| How to complete this task |
Going line by line through the listing, how many lines hold "Address"? State nothing but the number.

| Data for this task |
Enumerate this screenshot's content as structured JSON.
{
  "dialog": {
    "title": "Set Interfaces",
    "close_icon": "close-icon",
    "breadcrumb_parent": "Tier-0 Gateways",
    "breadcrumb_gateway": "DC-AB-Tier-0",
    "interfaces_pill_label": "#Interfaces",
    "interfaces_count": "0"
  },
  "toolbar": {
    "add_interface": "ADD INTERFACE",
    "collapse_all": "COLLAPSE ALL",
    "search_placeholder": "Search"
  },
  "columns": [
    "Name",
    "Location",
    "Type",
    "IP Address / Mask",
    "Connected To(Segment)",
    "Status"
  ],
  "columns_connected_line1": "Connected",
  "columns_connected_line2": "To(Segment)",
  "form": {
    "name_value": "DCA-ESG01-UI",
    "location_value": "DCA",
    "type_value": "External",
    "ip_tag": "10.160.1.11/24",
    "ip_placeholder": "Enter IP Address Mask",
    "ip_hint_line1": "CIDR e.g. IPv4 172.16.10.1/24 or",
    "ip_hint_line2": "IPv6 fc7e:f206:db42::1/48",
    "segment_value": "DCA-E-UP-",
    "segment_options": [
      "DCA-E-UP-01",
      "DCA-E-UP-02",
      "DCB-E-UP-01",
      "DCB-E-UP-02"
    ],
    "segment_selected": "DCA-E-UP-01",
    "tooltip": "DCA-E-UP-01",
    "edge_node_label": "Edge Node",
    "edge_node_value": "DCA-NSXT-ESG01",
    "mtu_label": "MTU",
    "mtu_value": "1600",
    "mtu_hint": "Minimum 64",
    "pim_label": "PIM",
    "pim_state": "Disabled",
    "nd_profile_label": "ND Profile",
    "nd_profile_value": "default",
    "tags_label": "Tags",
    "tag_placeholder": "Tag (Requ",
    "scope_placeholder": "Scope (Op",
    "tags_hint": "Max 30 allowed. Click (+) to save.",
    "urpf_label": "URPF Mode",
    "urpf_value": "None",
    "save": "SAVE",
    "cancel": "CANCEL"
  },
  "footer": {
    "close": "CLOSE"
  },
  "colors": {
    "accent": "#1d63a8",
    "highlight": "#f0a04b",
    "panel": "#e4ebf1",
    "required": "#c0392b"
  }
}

| Task output |
2